- About 40% of healthcare delivery organizations have experienced at least one WannaCry attack in the past six months, largely because of older, unmanaged devices that are difficult to patch, according to the report.
- The findings come a week after Microsoft disclosed a vulnerability in Windows 7 and other older operating systems the malware could exploit. The healthcare sector has the highest rate of using older systems (followed by manufacturing and retail), with more than 70% of organizations using Windows 7 or older versions, according to Armis.
Two years ago this month, WannaCry made headlines as nearly 200,000 instances of the malware were detected in more than 100 countries. About 40 U.K. hospitals were forced to suspend normal services and accept only emergency patients. A few months later, a new form of the virus was blamed for disrupting a North Carolina health system, forcing it to shut down its network.
And according to Armis, WannaCry is still very much a threat. "In healthcare organizations, many of the medical devices themselves are based on outdated Windows versions, and cannot be updated without complete remodeling," Ben Seri, VP of research at Armis, said in the report.
Device security is a major concern for healthcare organizations. Legacy systems that providers frequently use lack basic cybersecurity controls and often aren't properly vetted before connecting to a network, according to research from Vectra. Verizon's 2019 mobile security survey found that more the three quarters of respondents felt IoT devices presented the greatest cybersecurity threat for hospitals.
FDA is working to push organizations toward better security. Its Medical Device Safety Action Plan calls on manufacturers to put security updates and patch capabilities into products at the design stage and dictates procedures for disclosing potential vulnerabilities after market.

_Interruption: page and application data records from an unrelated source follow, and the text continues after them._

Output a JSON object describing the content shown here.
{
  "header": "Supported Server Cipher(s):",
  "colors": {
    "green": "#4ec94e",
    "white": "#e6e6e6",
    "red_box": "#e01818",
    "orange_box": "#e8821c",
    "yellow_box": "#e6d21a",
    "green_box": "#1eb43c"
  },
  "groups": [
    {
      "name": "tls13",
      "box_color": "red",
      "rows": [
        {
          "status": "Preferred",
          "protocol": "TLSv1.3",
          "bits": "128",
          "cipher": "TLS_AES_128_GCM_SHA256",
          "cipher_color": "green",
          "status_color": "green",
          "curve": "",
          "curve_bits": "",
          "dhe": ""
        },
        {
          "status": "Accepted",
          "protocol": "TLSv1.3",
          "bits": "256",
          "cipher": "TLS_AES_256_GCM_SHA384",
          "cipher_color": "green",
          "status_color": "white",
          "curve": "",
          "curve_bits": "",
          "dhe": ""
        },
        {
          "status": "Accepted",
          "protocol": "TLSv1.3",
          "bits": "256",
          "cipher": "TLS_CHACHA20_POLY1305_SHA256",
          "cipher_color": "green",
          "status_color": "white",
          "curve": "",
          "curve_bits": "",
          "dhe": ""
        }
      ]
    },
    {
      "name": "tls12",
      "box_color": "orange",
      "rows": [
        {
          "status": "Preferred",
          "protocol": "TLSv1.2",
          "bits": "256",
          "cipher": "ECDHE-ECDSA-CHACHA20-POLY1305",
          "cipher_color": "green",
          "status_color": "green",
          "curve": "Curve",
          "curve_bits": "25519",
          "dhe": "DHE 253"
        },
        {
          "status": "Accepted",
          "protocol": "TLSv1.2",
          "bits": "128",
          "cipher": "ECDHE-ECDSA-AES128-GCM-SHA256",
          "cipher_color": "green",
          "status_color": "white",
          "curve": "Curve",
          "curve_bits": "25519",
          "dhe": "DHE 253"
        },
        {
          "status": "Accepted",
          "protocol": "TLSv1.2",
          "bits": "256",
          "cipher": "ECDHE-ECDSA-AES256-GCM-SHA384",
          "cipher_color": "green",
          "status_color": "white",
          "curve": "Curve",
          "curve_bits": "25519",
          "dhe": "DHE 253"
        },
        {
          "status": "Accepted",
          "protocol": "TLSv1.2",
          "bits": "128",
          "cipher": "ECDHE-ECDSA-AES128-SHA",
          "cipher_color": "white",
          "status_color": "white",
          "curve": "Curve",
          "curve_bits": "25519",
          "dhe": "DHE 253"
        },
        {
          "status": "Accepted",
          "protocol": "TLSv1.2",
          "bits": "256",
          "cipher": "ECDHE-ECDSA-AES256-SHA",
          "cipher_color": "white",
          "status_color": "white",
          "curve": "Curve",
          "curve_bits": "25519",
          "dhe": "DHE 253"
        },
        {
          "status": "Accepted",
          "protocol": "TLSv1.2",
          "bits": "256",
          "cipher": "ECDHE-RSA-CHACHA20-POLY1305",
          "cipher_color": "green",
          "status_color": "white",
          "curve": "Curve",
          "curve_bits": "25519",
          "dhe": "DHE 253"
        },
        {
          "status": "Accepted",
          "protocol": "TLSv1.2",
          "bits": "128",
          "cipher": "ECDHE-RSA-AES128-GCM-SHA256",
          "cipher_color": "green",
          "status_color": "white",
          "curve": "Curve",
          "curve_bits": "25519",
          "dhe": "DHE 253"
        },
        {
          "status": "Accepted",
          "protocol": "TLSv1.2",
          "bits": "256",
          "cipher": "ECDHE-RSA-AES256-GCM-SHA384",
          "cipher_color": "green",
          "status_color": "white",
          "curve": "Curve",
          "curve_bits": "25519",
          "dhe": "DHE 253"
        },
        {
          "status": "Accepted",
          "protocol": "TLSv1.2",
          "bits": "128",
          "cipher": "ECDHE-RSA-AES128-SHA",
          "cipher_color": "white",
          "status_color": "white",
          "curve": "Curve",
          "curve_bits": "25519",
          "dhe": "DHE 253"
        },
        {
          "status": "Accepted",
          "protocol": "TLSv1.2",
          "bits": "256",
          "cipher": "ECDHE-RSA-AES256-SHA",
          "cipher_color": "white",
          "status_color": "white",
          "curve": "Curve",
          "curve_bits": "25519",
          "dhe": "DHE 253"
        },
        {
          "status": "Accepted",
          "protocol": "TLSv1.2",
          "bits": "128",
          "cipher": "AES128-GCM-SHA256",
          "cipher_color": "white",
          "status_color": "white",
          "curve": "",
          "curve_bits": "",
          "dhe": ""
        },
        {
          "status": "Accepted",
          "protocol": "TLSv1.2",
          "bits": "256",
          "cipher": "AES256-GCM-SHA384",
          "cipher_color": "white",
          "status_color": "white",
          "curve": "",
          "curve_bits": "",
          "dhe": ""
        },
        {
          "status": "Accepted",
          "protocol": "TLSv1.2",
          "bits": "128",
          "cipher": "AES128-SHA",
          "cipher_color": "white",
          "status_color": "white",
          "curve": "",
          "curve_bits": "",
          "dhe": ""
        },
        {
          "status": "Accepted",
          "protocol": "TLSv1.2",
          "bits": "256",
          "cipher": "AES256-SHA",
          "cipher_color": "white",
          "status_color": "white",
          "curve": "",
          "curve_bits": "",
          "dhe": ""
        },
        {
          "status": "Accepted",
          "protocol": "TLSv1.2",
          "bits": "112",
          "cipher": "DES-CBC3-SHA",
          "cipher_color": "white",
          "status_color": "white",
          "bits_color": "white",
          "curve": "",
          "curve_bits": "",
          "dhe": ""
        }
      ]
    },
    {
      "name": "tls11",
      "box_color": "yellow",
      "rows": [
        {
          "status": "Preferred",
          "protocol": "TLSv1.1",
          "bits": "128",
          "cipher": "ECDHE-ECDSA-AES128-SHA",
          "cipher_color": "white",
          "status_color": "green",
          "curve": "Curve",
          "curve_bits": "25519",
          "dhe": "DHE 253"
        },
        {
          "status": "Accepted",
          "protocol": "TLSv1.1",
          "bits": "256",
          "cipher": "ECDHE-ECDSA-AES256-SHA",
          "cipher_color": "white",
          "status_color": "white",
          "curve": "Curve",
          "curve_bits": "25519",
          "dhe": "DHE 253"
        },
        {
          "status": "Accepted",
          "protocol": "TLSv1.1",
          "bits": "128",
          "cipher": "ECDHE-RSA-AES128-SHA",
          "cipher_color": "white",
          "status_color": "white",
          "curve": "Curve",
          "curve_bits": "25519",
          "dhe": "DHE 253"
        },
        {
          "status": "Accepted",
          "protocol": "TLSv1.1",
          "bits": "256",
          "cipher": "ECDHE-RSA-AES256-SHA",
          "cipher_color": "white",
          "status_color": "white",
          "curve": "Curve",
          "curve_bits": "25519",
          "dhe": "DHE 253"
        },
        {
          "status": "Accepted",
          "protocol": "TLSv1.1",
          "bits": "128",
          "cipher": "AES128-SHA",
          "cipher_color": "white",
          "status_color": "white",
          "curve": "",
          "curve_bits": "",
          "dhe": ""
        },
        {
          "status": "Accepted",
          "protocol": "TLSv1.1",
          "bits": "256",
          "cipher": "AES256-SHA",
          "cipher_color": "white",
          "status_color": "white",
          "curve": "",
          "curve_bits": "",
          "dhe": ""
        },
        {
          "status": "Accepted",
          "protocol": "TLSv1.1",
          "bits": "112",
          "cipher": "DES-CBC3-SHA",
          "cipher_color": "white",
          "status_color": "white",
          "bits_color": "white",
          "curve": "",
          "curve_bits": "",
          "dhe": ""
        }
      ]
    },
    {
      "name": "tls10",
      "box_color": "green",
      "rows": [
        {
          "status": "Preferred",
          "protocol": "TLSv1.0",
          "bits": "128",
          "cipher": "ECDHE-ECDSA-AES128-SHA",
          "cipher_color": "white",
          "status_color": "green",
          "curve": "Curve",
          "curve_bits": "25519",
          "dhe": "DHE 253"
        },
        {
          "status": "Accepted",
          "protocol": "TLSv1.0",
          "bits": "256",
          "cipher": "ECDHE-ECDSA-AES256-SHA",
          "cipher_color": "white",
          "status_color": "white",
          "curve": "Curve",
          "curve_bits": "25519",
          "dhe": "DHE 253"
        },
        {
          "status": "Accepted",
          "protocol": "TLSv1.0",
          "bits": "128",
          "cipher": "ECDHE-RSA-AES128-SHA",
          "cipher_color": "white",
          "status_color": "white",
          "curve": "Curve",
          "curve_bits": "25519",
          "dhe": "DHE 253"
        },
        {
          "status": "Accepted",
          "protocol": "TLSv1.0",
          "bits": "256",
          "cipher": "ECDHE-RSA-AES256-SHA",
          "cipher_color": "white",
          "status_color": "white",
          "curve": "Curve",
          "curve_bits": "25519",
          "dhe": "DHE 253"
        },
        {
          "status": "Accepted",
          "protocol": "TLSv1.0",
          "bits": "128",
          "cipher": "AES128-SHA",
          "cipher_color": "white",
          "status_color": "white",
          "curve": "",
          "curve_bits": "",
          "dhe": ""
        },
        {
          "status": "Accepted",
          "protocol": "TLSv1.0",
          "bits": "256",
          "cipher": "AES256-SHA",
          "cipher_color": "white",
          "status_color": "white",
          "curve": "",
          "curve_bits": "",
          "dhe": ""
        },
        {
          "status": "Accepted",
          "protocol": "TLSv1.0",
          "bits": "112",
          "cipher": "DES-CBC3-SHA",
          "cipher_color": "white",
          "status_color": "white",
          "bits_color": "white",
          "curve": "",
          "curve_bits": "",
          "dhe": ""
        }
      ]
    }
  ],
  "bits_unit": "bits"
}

WannaCry attacks are typically ransomware — hackers request money to restore an organization's systems. Armis said more than $325 million has been paid out in ransom for WannaCry, part of a more than $4 billion price tag when disruption costs are included.
The virus is still active in 103 countries and more than 145,000 devices are compromised worldwide. At least 3,500 attacks are successful per hour, according to Armis, which notes that even a single infected device "can be used by hackers to breach your entire network."
But many healthcare organizations still aren't devoting a lot of resources to shoring up their systems. Most don't have a C-suite leader dedicated to managing cybersecurity and barely more than half routinely conduct risk assessments, according to Black Book Market Research.